Where does the word "JSON" occur in the data below? Copy each line that holds it.

Stored items
^^^^

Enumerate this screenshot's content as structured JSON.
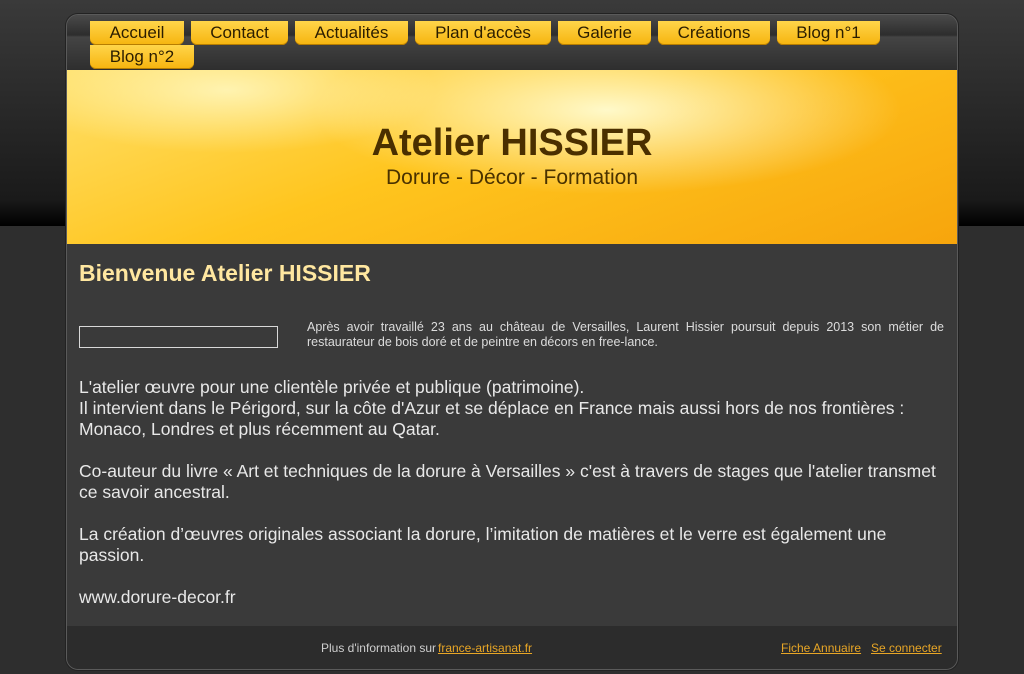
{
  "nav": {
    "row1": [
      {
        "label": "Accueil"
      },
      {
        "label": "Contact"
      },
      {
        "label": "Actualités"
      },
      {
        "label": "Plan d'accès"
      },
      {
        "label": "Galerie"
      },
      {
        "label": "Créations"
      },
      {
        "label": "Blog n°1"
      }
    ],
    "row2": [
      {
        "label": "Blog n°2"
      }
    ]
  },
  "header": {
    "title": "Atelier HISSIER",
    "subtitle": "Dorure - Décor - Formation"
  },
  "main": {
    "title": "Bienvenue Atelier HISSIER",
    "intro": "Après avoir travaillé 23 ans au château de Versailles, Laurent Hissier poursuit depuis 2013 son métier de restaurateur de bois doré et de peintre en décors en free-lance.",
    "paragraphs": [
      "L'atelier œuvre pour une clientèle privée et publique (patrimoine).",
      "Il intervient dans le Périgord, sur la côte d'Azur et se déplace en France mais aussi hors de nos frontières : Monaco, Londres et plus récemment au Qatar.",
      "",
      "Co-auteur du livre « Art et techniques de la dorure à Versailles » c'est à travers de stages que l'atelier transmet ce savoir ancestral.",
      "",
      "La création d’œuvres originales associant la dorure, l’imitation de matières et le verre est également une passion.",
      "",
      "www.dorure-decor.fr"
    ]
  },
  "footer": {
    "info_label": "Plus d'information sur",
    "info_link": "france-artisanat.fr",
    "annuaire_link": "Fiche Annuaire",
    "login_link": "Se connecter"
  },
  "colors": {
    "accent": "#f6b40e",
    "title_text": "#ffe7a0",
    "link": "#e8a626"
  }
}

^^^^

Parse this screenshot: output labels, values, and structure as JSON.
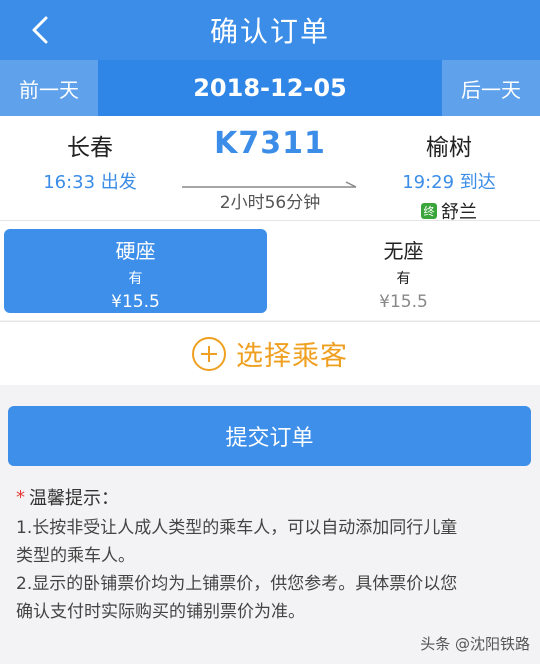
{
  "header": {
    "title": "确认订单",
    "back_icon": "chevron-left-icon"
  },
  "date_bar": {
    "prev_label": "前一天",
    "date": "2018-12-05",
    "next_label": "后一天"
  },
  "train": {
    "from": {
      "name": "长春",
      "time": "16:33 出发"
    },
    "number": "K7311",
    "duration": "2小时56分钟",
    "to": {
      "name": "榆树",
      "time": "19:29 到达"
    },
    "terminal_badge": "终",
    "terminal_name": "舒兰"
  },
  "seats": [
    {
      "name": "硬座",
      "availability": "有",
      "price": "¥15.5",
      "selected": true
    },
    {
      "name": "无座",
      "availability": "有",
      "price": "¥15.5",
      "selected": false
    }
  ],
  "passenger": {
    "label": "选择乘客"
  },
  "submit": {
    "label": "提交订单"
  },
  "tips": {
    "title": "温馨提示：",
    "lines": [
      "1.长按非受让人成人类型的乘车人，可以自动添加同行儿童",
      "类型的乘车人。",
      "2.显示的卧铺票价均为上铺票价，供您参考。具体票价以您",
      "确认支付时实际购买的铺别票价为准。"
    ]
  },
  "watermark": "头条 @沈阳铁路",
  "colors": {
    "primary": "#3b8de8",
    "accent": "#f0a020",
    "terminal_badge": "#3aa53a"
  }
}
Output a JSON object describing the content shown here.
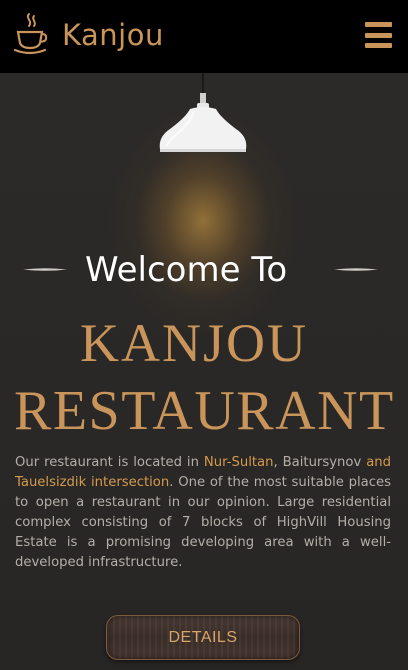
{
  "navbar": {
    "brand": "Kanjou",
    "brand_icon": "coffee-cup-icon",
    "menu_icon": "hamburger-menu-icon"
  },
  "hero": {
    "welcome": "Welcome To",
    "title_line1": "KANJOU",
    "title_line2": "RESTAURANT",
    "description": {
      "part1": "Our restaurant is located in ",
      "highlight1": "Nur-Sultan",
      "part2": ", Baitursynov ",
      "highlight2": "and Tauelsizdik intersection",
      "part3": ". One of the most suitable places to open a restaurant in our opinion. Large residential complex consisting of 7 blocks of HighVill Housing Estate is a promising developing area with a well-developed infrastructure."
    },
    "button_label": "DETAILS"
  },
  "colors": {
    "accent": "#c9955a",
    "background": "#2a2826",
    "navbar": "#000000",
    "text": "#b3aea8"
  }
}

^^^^

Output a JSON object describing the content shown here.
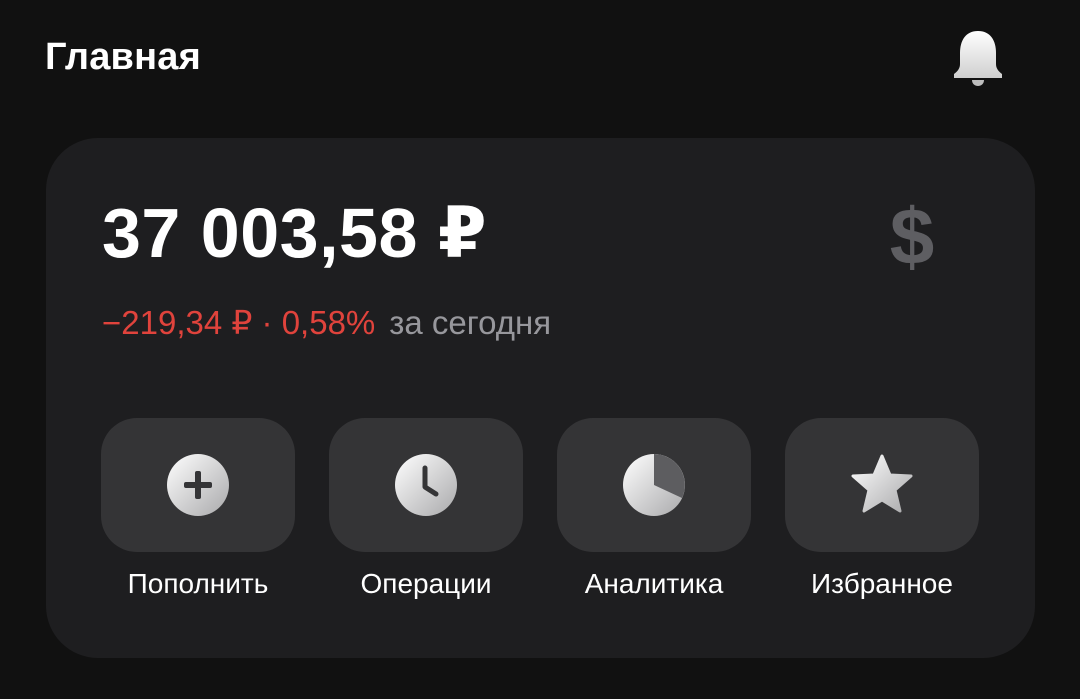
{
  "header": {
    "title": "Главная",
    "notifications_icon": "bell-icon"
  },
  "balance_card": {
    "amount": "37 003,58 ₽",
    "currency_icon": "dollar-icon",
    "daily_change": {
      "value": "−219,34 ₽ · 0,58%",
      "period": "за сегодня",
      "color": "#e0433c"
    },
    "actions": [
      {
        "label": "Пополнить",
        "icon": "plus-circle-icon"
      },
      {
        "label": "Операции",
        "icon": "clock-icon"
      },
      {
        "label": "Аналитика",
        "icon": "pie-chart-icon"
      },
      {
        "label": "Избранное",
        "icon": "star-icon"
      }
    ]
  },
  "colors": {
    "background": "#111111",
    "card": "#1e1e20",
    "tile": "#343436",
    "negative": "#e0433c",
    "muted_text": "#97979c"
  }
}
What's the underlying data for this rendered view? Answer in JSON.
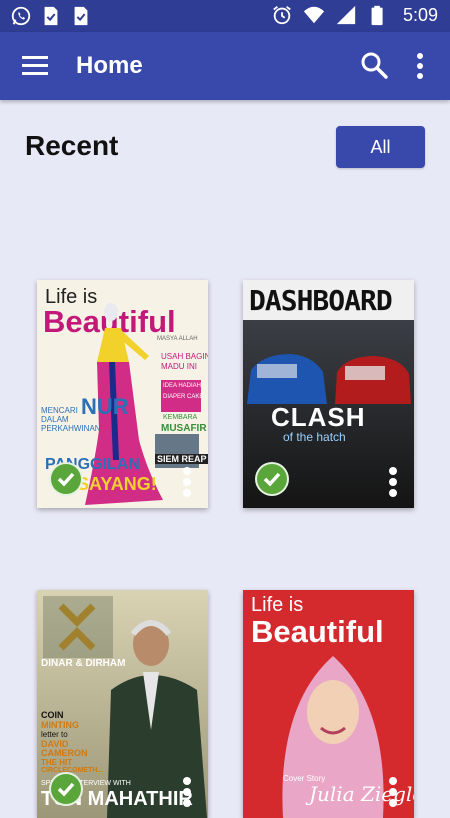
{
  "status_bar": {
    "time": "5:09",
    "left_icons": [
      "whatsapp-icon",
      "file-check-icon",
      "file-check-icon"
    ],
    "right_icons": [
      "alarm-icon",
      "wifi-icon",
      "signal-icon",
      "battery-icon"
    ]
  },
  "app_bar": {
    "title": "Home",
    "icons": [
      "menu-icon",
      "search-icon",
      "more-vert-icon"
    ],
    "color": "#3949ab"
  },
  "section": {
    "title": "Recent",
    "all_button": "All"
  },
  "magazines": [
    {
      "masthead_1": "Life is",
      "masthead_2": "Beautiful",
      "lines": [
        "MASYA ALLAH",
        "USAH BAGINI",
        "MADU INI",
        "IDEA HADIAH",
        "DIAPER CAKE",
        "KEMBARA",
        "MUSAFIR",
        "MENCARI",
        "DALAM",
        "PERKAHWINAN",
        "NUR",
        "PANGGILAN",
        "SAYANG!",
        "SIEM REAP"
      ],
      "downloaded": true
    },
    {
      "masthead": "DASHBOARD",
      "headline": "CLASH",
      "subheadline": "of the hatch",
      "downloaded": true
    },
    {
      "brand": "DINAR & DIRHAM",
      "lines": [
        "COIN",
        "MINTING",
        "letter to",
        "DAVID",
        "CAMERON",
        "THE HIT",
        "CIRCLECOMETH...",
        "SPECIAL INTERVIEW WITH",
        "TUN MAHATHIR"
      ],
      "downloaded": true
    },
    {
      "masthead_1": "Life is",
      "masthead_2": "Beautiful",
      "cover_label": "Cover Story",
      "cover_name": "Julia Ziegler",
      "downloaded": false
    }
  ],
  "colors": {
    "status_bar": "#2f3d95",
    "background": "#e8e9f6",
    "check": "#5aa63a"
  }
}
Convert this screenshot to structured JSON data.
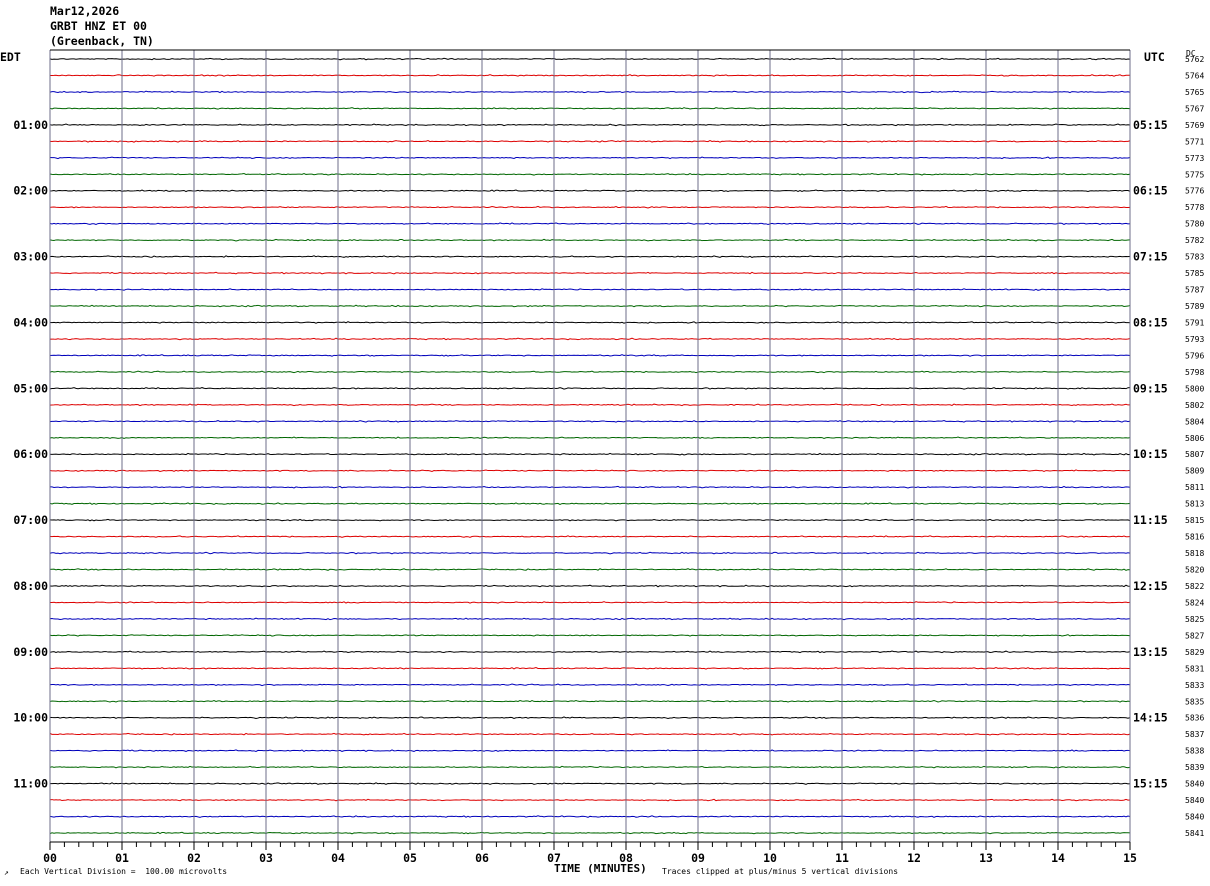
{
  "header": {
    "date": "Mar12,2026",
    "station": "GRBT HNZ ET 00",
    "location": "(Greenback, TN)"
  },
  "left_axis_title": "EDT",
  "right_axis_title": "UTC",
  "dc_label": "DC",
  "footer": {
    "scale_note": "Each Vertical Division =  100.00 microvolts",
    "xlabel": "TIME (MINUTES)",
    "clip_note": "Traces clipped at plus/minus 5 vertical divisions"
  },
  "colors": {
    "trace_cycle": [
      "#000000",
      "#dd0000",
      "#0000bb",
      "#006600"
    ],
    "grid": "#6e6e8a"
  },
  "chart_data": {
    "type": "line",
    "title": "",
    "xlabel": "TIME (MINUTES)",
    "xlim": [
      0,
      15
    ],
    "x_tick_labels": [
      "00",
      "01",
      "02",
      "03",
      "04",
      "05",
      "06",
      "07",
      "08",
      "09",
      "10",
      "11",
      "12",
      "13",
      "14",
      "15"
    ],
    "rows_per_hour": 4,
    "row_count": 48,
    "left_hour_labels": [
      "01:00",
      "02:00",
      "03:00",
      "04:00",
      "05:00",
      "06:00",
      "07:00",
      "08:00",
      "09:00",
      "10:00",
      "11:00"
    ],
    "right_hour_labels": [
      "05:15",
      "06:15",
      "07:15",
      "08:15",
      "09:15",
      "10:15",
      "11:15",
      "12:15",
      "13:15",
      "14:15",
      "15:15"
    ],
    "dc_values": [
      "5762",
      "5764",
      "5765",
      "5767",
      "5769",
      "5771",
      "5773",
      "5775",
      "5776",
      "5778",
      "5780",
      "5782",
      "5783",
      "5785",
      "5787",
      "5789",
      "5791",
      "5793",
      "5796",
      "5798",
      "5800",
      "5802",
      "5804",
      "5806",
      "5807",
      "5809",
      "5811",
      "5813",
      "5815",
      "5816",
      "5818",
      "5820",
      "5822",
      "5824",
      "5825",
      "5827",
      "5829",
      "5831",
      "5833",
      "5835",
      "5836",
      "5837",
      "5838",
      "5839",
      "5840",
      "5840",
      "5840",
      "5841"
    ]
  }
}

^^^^

RESULT OF THE EXERCISE
Enumerate this screenshot's content as structured JSON.
Parse this screenshot: output labels, values, and structure as JSON.
Output a JSON object describing the content shown here.
Output a JSON object describing the content shown here.
What's the underlying data for this rendered view? Answer in JSON.
Convert this screenshot to structured JSON data.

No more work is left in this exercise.